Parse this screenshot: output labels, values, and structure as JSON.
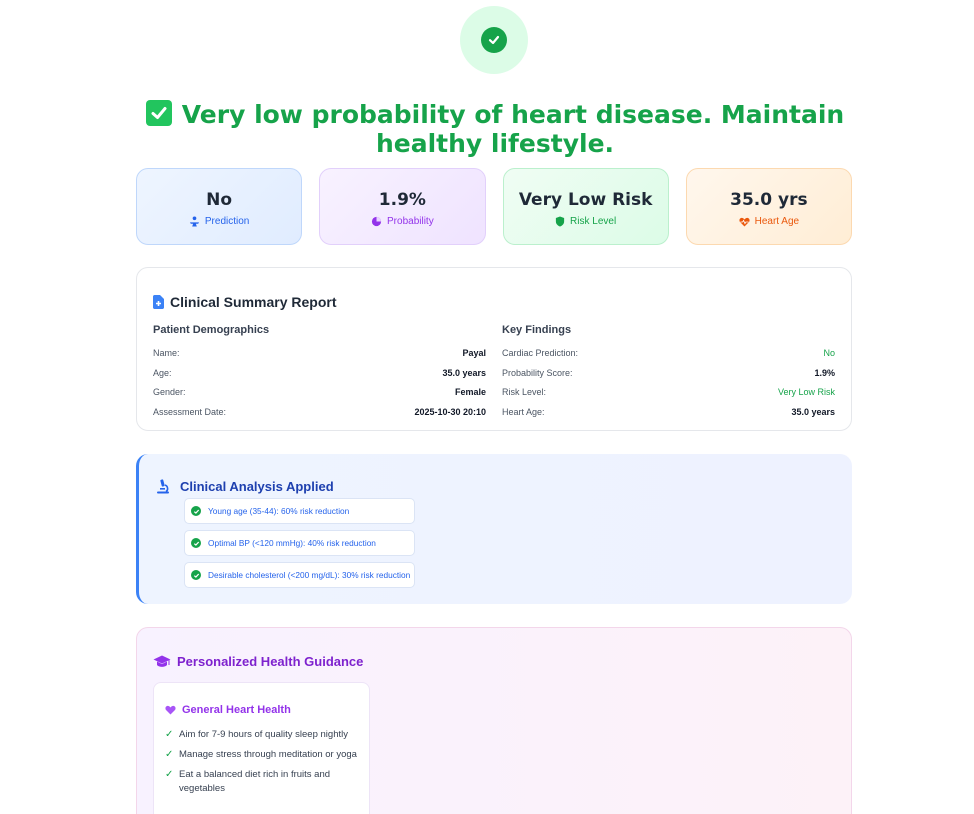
{
  "headline": "Very low probability of heart disease. Maintain healthy lifestyle.",
  "stats": [
    {
      "value": "No",
      "label": "Prediction",
      "icon": "person-icon",
      "color": "#2563eb"
    },
    {
      "value": "1.9%",
      "label": "Probability",
      "icon": "pie-chart-icon",
      "color": "#9333ea"
    },
    {
      "value": "Very Low Risk",
      "label": "Risk Level",
      "icon": "shield-icon",
      "color": "#16a34a"
    },
    {
      "value": "35.0 yrs",
      "label": "Heart Age",
      "icon": "heartbeat-icon",
      "color": "#ea580c"
    }
  ],
  "summary": {
    "title": "Clinical Summary Report",
    "demographics": {
      "heading": "Patient Demographics",
      "rows": [
        {
          "key": "Name:",
          "value": "Payal"
        },
        {
          "key": "Age:",
          "value": "35.0 years"
        },
        {
          "key": "Gender:",
          "value": "Female"
        },
        {
          "key": "Assessment Date:",
          "value": "2025-10-30 20:10"
        }
      ]
    },
    "findings": {
      "heading": "Key Findings",
      "rows": [
        {
          "key": "Cardiac Prediction:",
          "value": "No"
        },
        {
          "key": "Probability Score:",
          "value": "1.9%"
        },
        {
          "key": "Risk Level:",
          "value": "Very Low Risk"
        },
        {
          "key": "Heart Age:",
          "value": "35.0 years"
        }
      ]
    }
  },
  "analysis": {
    "title": "Clinical Analysis Applied",
    "items": [
      "Young age (35-44): 60% risk reduction",
      "Optimal BP (<120 mmHg): 40% risk reduction",
      "Desirable cholesterol (<200 mg/dL): 30% risk reduction"
    ]
  },
  "guidance": {
    "title": "Personalized Health Guidance",
    "card_title": "General Heart Health",
    "items": [
      "Aim for 7-9 hours of quality sleep nightly",
      "Manage stress through meditation or yoga",
      "Eat a balanced diet rich in fruits and vegetables"
    ]
  },
  "colors": {
    "success": "#16a34a",
    "primary": "#2563eb",
    "accent": "#9333ea",
    "warning": "#ea580c"
  }
}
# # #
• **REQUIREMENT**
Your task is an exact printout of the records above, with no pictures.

• **EXERCISE RESPONSE**
Parse this screenshot: output labels, values, and structure as JSON.
{
  "headline": "Very low probability of heart disease. Maintain healthy lifestyle.",
  "stats": [
    {
      "value": "No",
      "label": "Prediction",
      "icon": "person-icon",
      "color": "#2563eb"
    },
    {
      "value": "1.9%",
      "label": "Probability",
      "icon": "pie-chart-icon",
      "color": "#9333ea"
    },
    {
      "value": "Very Low Risk",
      "label": "Risk Level",
      "icon": "shield-icon",
      "color": "#16a34a"
    },
    {
      "value": "35.0 yrs",
      "label": "Heart Age",
      "icon": "heartbeat-icon",
      "color": "#ea580c"
    }
  ],
  "summary": {
    "title": "Clinical Summary Report",
    "demographics": {
      "heading": "Patient Demographics",
      "rows": [
        {
          "key": "Name:",
          "value": "Payal"
        },
        {
          "key": "Age:",
          "value": "35.0 years"
        },
        {
          "key": "Gender:",
          "value": "Female"
        },
        {
          "key": "Assessment Date:",
          "value": "2025-10-30 20:10"
        }
      ]
    },
    "findings": {
      "heading": "Key Findings",
      "rows": [
        {
          "key": "Cardiac Prediction:",
          "value": "No"
        },
        {
          "key": "Probability Score:",
          "value": "1.9%"
        },
        {
          "key": "Risk Level:",
          "value": "Very Low Risk"
        },
        {
          "key": "Heart Age:",
          "value": "35.0 years"
        }
      ]
    }
  },
  "analysis": {
    "title": "Clinical Analysis Applied",
    "items": [
      "Young age (35-44): 60% risk reduction",
      "Optimal BP (<120 mmHg): 40% risk reduction",
      "Desirable cholesterol (<200 mg/dL): 30% risk reduction"
    ]
  },
  "guidance": {
    "title": "Personalized Health Guidance",
    "card_title": "General Heart Health",
    "items": [
      "Aim for 7-9 hours of quality sleep nightly",
      "Manage stress through meditation or yoga",
      "Eat a balanced diet rich in fruits and vegetables"
    ]
  },
  "colors": {
    "success": "#16a34a",
    "primary": "#2563eb",
    "accent": "#9333ea",
    "warning": "#ea580c"
  }
}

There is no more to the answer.